WASHINGTON – During today’s Senate Judiciary Committee hearing, which featured Facebook CEO Mark Zuckerberg and Twitter CEO Jack Dorsey, U.S. Senate Democratic Whip Dick Durbin (D-IL) pressed Mr. Zuckerberg on recent incidents where hate and conspiracy groups used Facebook to plan and recruit—including the conspiracy to kidnap Michigan Governor Gretchen Whitmer and the “Kenosha Guard militia,” which advocated for violence in the aftermath of the shooting of Jacob Blake and whose member later shot and killed two people on the streets of Kenosha, Wisconsin, on August 25, 2020.
Durbin noted that yesterday the FBI released its annual hate crime incident report. The report found that more people were killed in hate-motivated violence in 2019 than in any year since the FBI began collecting hate crimes data in the 1990s. The report also found that race-based hate crimes remained the most common type of hate crimes last year, and documented increases in religion-based hate crimes, anti-Hispanic hate crimes, and hate crimes targeting individuals based on gender identity.
“Given these statistics, it’s clear to me that it’s more important that social media combat this more than ever. This is not Antifa. These are documented hate crimes from the FBI… You [Zuckerberg] said in a hearing, you do not allow hate groups on Facebook. Yet in May 2020, the Tech Transparency Project found more than 100 American white supremacist groups, many of them explicitly anti-Muslim, acting on the platform of group pages as well as other content. Facebook altered some of the content, but the hate groups largely remained,” Durbin said. “Are you looking the other way, Mr. Zuckerberg, at a potentially dangerous situation?”
Mr. Zuckerberg committed to Durbin that Facebook views this as an issue of the highest severity and one that they are focused on.
Durbin also slammed Senate Republicans for choosing to use the Senate Judiciary Committee to re-litigate their longstanding claims that internet media platforms censor conservative content instead of focusing on the most pressing issues facing Americans today.
“We live in a dangerous world—issues of national security, the worst public health crisis in modern times in America, and we are being challenged as to whether there is going to be a peaceful transition of power in America of the presidency. At that moment in time, we decided none of those topics were important, and what was important was to determine whether or not social media was discriminating against Republicans,” Durbin said. “I think there are more important and timely questions… but we are trying to determine whether or not the social media instruments of America are fair to the Republican Party.”

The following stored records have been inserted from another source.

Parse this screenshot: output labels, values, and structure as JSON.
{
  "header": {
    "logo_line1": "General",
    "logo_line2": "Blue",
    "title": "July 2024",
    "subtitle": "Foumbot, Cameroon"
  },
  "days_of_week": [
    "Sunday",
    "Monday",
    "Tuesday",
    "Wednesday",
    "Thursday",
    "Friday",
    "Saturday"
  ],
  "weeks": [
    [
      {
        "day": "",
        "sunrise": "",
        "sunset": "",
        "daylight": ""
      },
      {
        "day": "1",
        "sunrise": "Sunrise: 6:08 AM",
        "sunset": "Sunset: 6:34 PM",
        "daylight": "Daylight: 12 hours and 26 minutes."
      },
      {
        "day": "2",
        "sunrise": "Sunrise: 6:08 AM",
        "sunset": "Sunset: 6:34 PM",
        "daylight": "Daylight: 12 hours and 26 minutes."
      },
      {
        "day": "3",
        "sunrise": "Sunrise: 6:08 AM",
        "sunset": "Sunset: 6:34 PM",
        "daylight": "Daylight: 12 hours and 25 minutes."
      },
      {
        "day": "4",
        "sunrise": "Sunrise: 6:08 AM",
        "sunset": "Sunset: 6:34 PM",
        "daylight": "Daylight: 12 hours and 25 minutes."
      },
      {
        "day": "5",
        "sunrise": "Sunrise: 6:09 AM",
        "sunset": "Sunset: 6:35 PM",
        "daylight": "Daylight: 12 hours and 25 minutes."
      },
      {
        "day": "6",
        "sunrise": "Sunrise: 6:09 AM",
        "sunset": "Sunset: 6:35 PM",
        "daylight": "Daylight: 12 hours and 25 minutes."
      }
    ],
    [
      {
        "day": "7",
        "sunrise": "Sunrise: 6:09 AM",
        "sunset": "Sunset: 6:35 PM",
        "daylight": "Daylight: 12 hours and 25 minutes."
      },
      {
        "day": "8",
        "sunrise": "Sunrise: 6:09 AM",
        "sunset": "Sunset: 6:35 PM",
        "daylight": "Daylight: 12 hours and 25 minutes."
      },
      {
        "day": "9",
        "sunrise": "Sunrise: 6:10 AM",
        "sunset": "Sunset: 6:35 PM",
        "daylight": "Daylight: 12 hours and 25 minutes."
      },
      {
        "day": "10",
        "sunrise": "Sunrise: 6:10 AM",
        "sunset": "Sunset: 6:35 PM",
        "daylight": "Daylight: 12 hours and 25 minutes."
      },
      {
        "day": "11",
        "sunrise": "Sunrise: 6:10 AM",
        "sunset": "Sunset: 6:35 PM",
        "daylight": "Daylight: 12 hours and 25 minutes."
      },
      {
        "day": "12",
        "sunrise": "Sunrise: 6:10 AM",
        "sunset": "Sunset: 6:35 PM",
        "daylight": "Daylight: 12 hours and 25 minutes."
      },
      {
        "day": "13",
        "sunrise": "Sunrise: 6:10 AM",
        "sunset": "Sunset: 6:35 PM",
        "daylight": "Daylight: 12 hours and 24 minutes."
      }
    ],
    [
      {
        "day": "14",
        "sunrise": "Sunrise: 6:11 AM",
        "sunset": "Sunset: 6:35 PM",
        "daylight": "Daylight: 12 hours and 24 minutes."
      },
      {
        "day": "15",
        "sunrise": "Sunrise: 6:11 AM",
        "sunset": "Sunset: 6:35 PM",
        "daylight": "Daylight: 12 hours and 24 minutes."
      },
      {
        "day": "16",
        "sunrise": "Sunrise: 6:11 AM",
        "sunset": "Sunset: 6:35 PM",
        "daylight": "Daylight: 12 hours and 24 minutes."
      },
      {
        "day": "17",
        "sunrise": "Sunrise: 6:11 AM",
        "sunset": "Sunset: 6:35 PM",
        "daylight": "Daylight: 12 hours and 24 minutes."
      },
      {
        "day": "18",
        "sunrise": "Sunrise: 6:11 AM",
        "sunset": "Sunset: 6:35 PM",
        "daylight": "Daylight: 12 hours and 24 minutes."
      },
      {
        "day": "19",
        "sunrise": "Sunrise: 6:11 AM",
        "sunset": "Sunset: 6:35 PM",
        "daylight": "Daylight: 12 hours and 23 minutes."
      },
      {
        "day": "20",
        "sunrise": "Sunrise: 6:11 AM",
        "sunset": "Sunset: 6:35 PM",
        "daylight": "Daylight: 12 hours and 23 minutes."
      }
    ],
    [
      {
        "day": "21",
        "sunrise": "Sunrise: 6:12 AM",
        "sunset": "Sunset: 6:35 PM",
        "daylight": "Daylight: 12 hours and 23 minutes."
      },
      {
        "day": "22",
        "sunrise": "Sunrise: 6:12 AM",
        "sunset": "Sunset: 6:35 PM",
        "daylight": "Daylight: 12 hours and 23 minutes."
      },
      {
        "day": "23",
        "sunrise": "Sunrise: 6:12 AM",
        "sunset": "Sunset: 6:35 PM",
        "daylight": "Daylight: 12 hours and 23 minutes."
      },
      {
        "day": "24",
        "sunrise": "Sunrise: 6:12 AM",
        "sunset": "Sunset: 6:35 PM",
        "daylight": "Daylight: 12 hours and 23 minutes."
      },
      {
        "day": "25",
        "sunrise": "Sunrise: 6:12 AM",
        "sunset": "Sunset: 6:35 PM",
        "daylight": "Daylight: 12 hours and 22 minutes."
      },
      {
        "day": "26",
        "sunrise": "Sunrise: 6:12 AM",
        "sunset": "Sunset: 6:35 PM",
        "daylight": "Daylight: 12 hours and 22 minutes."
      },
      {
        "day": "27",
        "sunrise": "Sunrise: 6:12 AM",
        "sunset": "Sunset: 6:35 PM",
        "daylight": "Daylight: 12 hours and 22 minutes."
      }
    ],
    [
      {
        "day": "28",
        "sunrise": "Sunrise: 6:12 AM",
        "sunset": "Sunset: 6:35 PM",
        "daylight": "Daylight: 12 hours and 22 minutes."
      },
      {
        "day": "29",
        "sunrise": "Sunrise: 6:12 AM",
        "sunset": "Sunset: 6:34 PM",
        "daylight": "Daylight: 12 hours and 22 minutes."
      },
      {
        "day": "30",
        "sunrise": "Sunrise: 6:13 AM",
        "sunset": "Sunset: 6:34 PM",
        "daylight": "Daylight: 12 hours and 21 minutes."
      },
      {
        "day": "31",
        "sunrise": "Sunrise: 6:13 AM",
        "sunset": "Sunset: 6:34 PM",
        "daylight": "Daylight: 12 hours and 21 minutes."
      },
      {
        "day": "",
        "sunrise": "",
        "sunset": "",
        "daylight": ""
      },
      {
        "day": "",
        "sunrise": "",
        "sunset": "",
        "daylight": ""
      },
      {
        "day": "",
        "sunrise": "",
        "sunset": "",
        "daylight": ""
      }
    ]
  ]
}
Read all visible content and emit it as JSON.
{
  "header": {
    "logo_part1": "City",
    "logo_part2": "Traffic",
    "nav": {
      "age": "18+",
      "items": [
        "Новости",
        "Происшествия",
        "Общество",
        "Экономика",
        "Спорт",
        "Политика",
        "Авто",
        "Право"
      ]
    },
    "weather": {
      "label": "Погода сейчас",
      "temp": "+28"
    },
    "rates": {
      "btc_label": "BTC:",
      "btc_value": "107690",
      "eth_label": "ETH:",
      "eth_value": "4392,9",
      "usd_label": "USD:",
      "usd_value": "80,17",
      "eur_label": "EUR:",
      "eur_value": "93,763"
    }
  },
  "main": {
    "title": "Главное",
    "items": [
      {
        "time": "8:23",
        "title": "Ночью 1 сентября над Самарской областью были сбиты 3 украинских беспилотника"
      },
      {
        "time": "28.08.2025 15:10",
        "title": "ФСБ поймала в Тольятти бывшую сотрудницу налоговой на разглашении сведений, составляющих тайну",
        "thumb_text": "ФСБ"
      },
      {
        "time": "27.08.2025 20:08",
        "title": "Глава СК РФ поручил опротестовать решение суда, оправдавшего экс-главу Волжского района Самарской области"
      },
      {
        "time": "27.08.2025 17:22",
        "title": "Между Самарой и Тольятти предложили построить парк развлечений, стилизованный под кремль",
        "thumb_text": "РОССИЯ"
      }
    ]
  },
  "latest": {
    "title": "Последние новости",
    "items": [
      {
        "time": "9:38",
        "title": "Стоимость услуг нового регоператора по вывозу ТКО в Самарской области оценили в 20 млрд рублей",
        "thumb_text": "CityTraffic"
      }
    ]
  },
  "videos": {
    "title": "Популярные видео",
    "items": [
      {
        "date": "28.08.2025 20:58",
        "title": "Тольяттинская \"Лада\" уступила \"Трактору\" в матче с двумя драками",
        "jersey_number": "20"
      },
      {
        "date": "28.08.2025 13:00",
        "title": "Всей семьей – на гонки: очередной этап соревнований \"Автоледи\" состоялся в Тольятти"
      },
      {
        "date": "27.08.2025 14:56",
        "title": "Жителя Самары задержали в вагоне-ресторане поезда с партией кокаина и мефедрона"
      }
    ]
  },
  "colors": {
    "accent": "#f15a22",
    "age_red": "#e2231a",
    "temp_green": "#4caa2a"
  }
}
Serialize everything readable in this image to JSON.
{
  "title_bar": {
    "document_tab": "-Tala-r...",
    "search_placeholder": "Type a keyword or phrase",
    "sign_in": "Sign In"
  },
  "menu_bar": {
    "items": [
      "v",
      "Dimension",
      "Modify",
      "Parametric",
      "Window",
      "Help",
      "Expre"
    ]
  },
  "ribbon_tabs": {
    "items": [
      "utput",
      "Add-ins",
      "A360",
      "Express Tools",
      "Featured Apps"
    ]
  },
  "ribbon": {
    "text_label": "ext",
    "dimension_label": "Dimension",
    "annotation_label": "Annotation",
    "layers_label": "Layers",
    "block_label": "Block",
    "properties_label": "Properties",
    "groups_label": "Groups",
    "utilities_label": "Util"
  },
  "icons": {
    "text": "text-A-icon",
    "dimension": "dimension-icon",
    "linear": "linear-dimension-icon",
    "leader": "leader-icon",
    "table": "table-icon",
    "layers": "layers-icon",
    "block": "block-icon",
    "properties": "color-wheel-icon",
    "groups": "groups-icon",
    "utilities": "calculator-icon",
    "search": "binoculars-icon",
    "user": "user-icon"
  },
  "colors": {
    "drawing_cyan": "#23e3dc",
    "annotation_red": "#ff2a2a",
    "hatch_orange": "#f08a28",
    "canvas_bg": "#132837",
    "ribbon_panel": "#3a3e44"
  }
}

Video of Durbin’s remarks in Committee is available here.
Audio of Durbin’s remarks in Committee is available here.
Footage of Durbin’s remarks in Committee is available here for TV Stations.
Yesterday, Durbin joined Senator Chris Coons (D-DE) and 13 colleagues on a letter to Mr. Zuckerberg calling on Facebook to fully address the problem of anti-Muslim bigotry on its platform, which has enabled offline violence against Muslims in the United States and elsewhere around the world.